The 10-year Treasury yield rose from 2.04% to 2.12%, resulting in negative performance for traditional US bond asset classes. Yields increased the most in 3 months as core inflation came in higher than expected. Over the last month, the 10-year Treasury yield hit the lowest level in 2 years as rising expectations of rate cut drove yields down. However, yields were recently driven up by a combination of low investor demand and rising inflation. Currently, the probability of rate cut sits at 100% for July.
High-yield bonds were slightly negative for the week as riskier asset classes closed mixed and credit spreads loosened. However, as long as US economic fundamentals remain healthy, higher-yielding bonds have the potential to experience further gains in the long-run as the risk of default is still moderately low.

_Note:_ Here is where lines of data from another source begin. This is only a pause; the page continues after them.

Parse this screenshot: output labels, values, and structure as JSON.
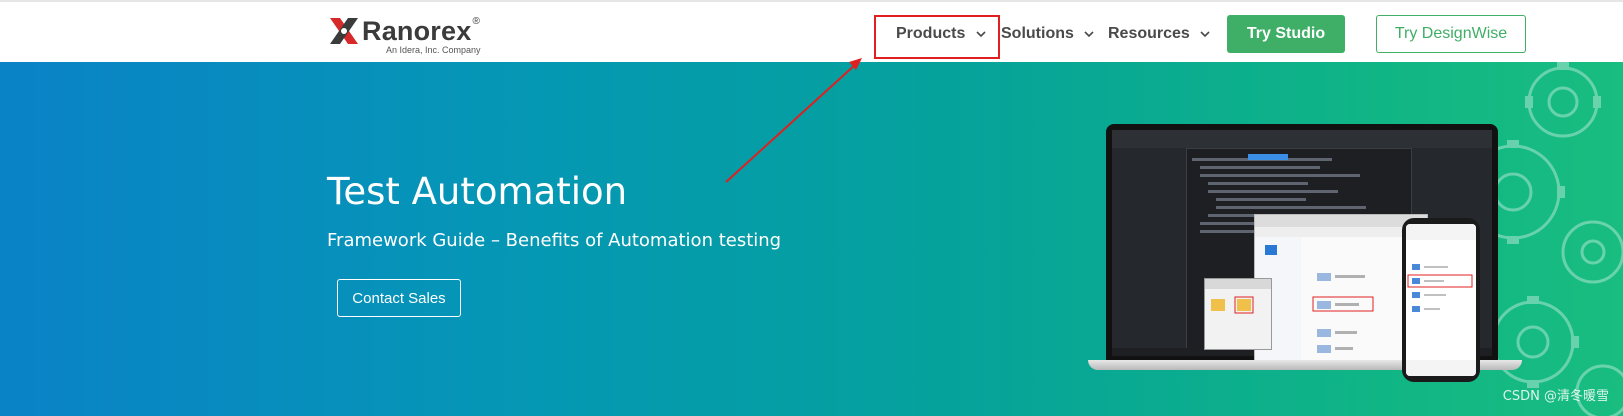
{
  "header": {
    "logo": {
      "wordmark": "Ranorex",
      "registered": "®",
      "tagline": "An Idera, Inc. Company"
    },
    "nav": [
      {
        "label": "Products",
        "icon": "chevron-down-icon"
      },
      {
        "label": "Solutions",
        "icon": "chevron-down-icon"
      },
      {
        "label": "Resources",
        "icon": "chevron-down-icon"
      }
    ],
    "cta_primary": "Try Studio",
    "cta_secondary": "Try DesignWise"
  },
  "hero": {
    "title": "Test Automation",
    "subtitle": "Framework Guide – Benefits of Automation testing",
    "contact_button": "Contact Sales"
  },
  "annotation": {
    "highlight_color": "#e02020",
    "target": "Products"
  },
  "watermark": "CSDN @清冬暖雪",
  "colors": {
    "accent_green": "#3fae66",
    "hero_start": "#0a82c7",
    "hero_end": "#19bd80"
  }
}
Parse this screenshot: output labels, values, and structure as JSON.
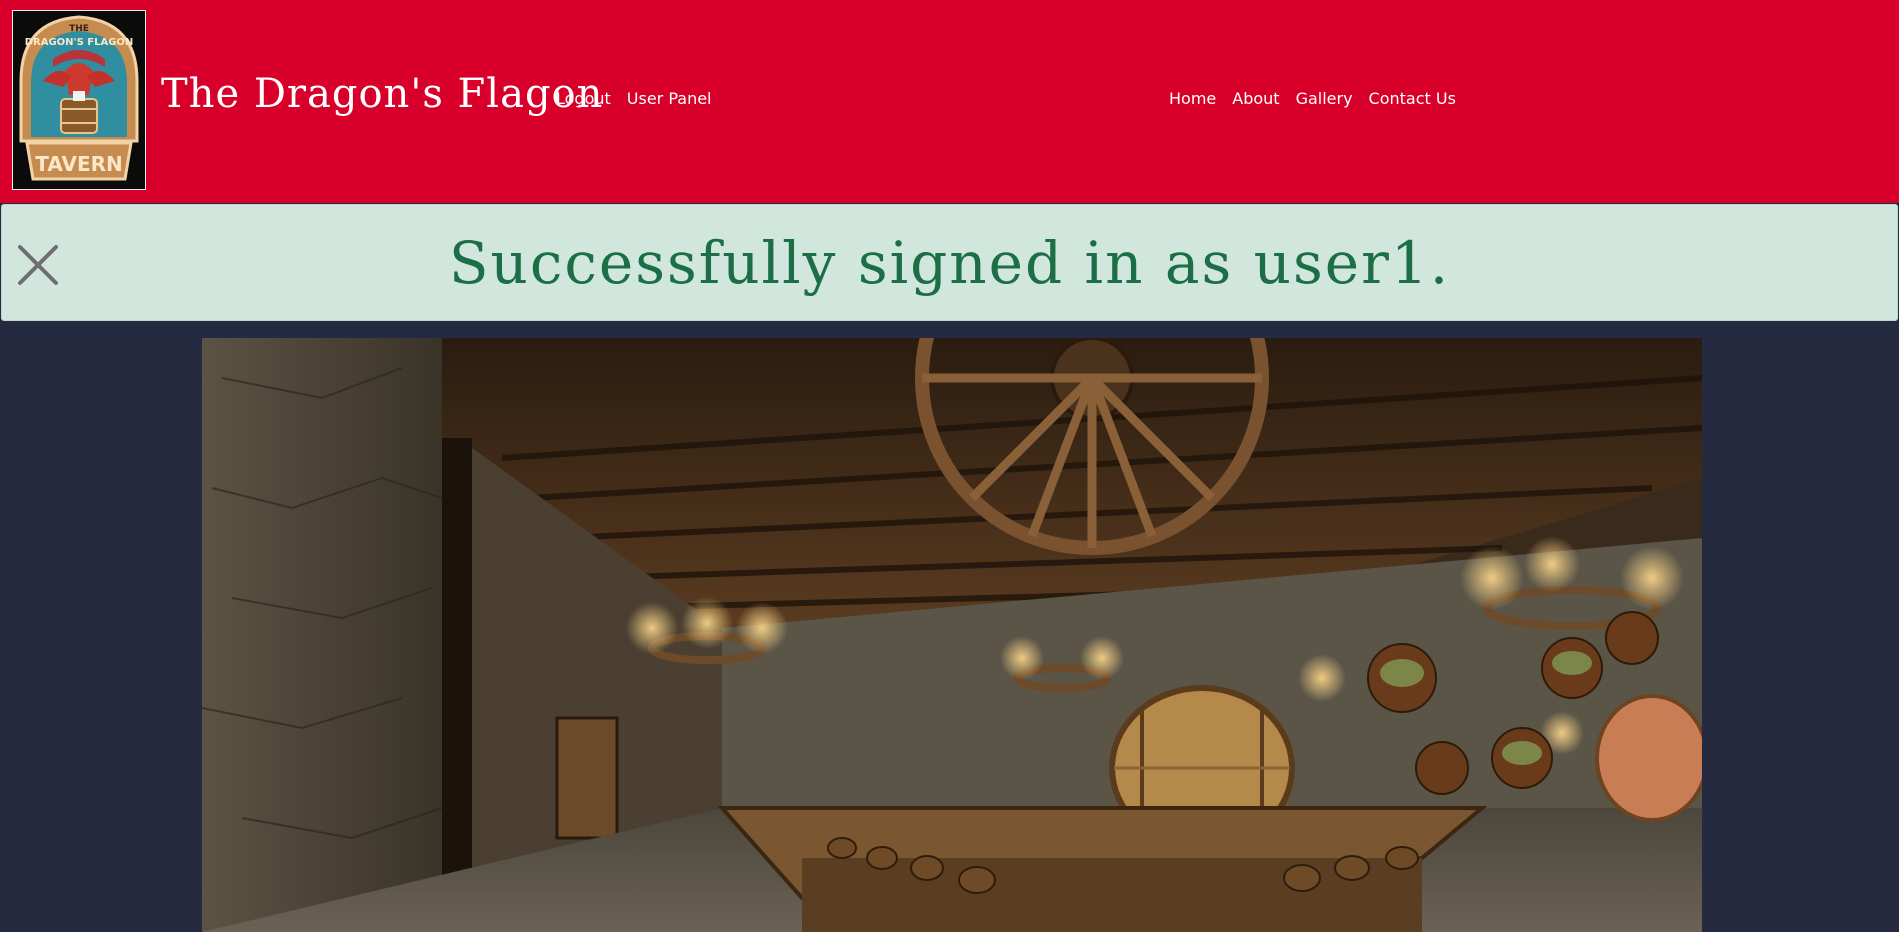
{
  "header": {
    "title": "The Dragon's Flagon",
    "logo": {
      "top_text": "THE",
      "arc_text": "DRAGON'S FLAGON",
      "bottom_text": "TAVERN",
      "icon": "dragon-on-barrel-logo"
    },
    "user_nav": [
      {
        "label": "Logout"
      },
      {
        "label": "User Panel"
      }
    ],
    "main_nav": [
      {
        "label": "Home"
      },
      {
        "label": "About"
      },
      {
        "label": "Gallery"
      },
      {
        "label": "Contact Us"
      }
    ]
  },
  "alert": {
    "message": "Successfully signed in as user1.",
    "close_icon": "close-icon"
  },
  "hero": {
    "description_icon": "tavern-interior-photo"
  },
  "colors": {
    "header_bg": "#d8002a",
    "page_bg": "#262a40",
    "alert_bg": "#d1e7dd",
    "alert_text": "#1b6e45"
  }
}
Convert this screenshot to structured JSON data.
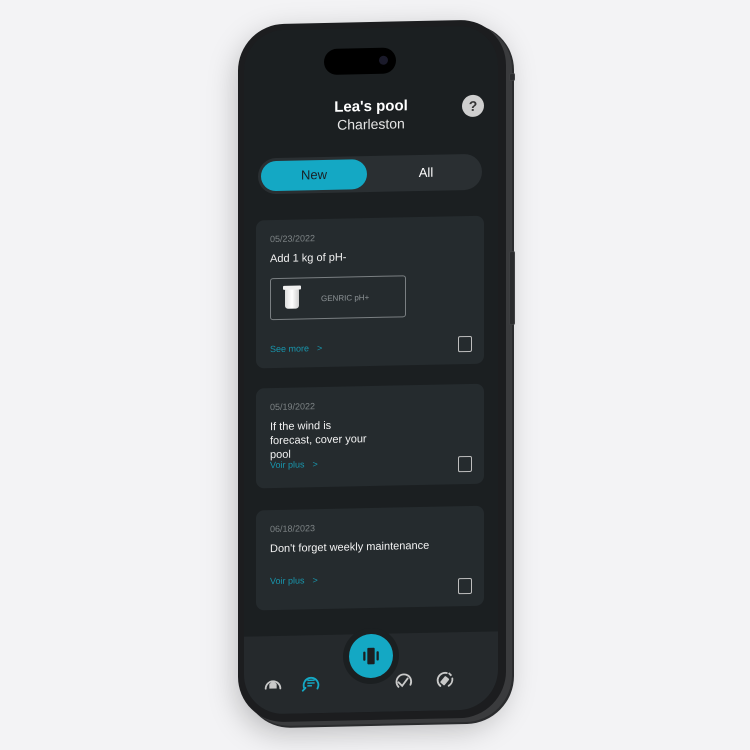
{
  "header": {
    "title": "Lea's pool",
    "subtitle": "Charleston",
    "help_icon": "?"
  },
  "tabs": [
    {
      "label": "New",
      "active": true
    },
    {
      "label": "All",
      "active": false
    }
  ],
  "cards": [
    {
      "date": "05/23/2022",
      "message": "Add 1 kg of pH-",
      "product": {
        "name": "GENRIC pH+",
        "icon": "jar-icon"
      },
      "link": "See more",
      "checked": false
    },
    {
      "date": "05/19/2022",
      "message": "If the wind is forecast, cover your pool",
      "link": "Voir plus",
      "checked": false
    },
    {
      "date": "06/18/2023",
      "message": "Don't forget weekly maintenance",
      "link": "Voir plus",
      "checked": false
    }
  ],
  "nav": {
    "items": [
      {
        "name": "home",
        "icon": "home-icon",
        "active": false
      },
      {
        "name": "tasks",
        "icon": "list-icon",
        "active": true
      },
      {
        "name": "device",
        "icon": "device-icon",
        "active": false
      },
      {
        "name": "analysis",
        "icon": "gauge-icon",
        "active": false
      },
      {
        "name": "products",
        "icon": "product-icon",
        "active": false
      }
    ]
  },
  "colors": {
    "accent": "#14a8c4",
    "background": "#1b1f21",
    "card": "#252b2e"
  },
  "link_chevron": ">"
}
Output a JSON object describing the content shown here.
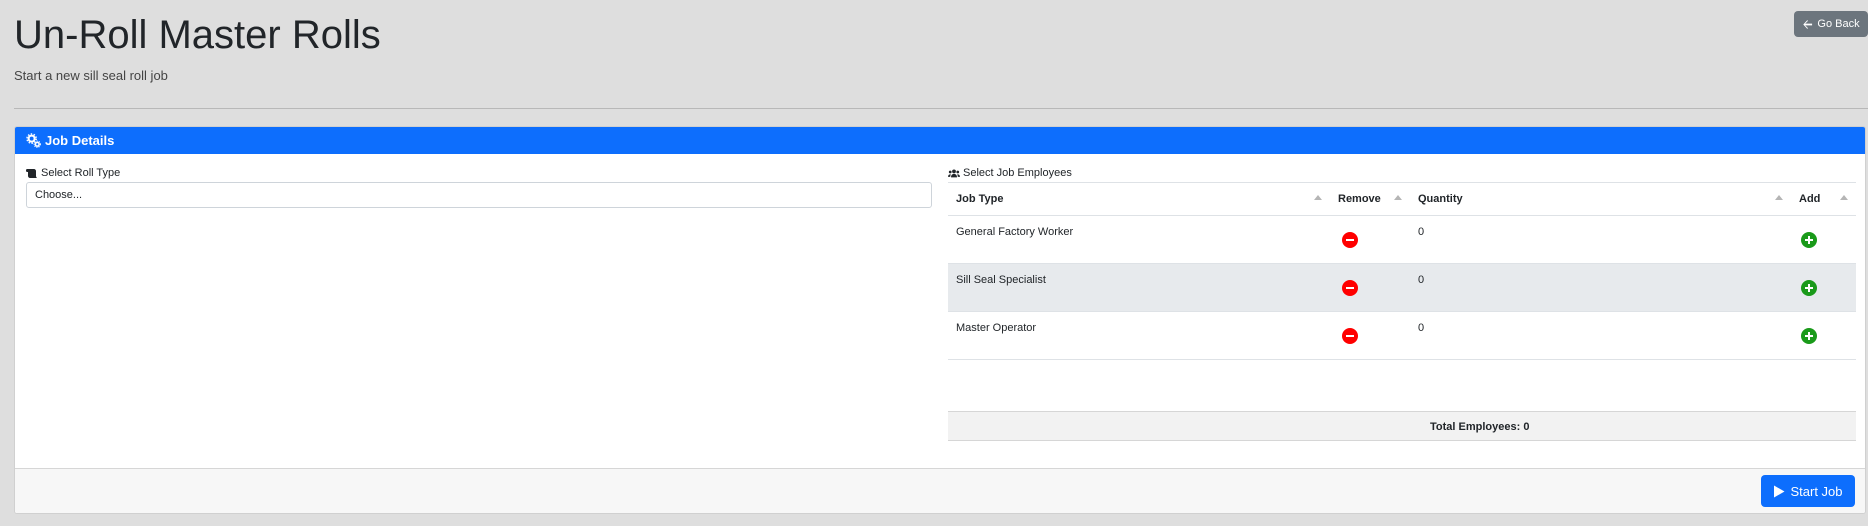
{
  "header": {
    "title": "Un-Roll Master Rolls",
    "subtitle": "Start a new sill seal roll job",
    "go_back_label": "Go Back"
  },
  "card": {
    "title": "Job Details",
    "roll_type": {
      "label": "Select Roll Type",
      "selected": "Choose..."
    },
    "employees": {
      "label": "Select Job Employees",
      "columns": {
        "job_type": "Job Type",
        "remove": "Remove",
        "quantity": "Quantity",
        "add": "Add"
      },
      "rows": [
        {
          "job_type": "General Factory Worker",
          "quantity": "0"
        },
        {
          "job_type": "Sill Seal Specialist",
          "quantity": "0"
        },
        {
          "job_type": "Master Operator",
          "quantity": "0"
        }
      ],
      "total_label": "Total Employees: 0"
    },
    "start_job_label": "Start Job"
  },
  "colors": {
    "primary": "#0d6efd",
    "secondary": "#6c757d",
    "remove": "#ff0000",
    "add": "#1a9a1a",
    "background": "#dedede"
  }
}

Asset class indices are positive so far in 2019, with large-cap US stocks leading the way and aggregate bonds lagging behind.
Lesson to be Learned
We do the worst possible thing at the worst possible time because we are most certain that we are right just when we are most likely to be wrong.”
– Jason Zweig
Investors often cost themselves money because of irrational short-term behavior. When exuberance or fear set in people tend to act on emotions, leading them to make decisions at the worst time. The best way to avoid this irrational behavior is to implement a plan with predefined steps to take ahead of time. If you stick with a plan and maintain a properly diversified portfolio, you increase your chances for a successful investment outcome in the long-run.
Our investment team has two simple indicators we share that help you see how the economy is doing (we call this the Recession Probability Index, or RPI), as well as if the US Stock Market is strong (bull) or weak (bear).
In a nutshell, we want the RPI to be low on the scale of 1 to 100. For the US Equity Bull/Bear indicator, we want it to read least 66.67% bullish. When those two things occur, our research shows market performance is strongest and least volatile.
The Recession Probability Index (RPI) has a current reading of 29.19, forecasting further economic growth and not warning of a recession at this time. The Bull/Bear indicator is currently 100% bullish – 0% bearish, meaning the indicator shows there is a slightly higher than average likelihood of stock market increases in the near term (within the next 18 months).
The Week Ahead
Investors will be shifting attention to Q2 earnings season as major US banks begin to report earnings results.